▶ _What you are asked to do_
Only a number is wanted: how many lines in the records below contain "title"?

==================================================

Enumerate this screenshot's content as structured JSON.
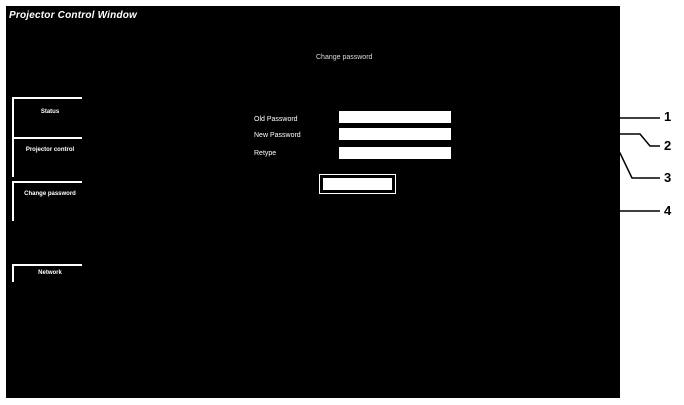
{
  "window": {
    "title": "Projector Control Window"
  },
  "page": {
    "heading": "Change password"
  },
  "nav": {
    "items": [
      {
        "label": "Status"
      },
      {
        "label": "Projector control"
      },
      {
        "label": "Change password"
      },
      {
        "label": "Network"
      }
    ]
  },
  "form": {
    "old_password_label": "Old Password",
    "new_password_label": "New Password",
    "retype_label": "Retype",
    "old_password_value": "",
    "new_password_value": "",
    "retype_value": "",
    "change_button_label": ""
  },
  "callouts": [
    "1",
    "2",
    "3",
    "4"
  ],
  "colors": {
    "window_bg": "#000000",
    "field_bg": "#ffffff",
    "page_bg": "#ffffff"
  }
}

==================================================

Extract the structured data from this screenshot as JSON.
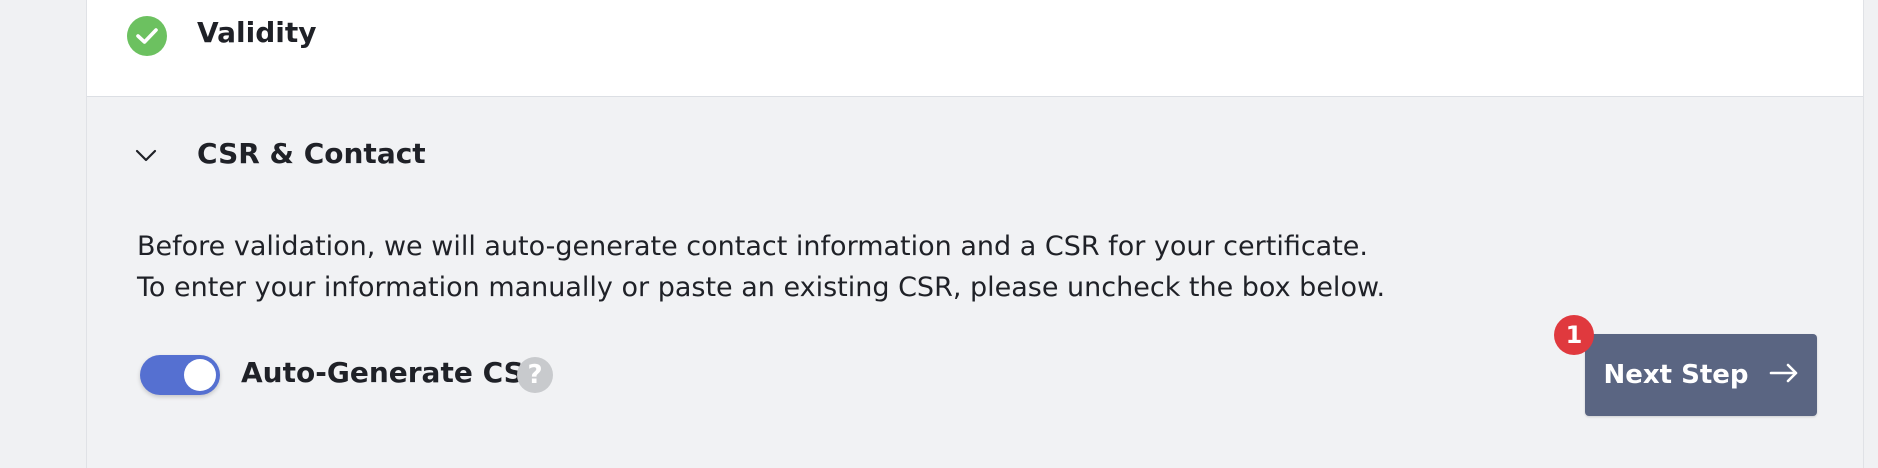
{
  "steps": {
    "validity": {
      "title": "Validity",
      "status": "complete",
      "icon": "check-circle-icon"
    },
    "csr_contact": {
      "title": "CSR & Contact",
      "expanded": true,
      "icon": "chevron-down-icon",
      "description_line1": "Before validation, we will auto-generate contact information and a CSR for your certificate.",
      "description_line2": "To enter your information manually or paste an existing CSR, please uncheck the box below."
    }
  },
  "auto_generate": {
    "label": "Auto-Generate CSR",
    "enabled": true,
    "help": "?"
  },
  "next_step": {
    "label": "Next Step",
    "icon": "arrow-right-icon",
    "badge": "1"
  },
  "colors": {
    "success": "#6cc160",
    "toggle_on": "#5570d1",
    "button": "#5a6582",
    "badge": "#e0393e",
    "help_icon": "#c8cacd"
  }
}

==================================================

▶ _Solution to the problem_
3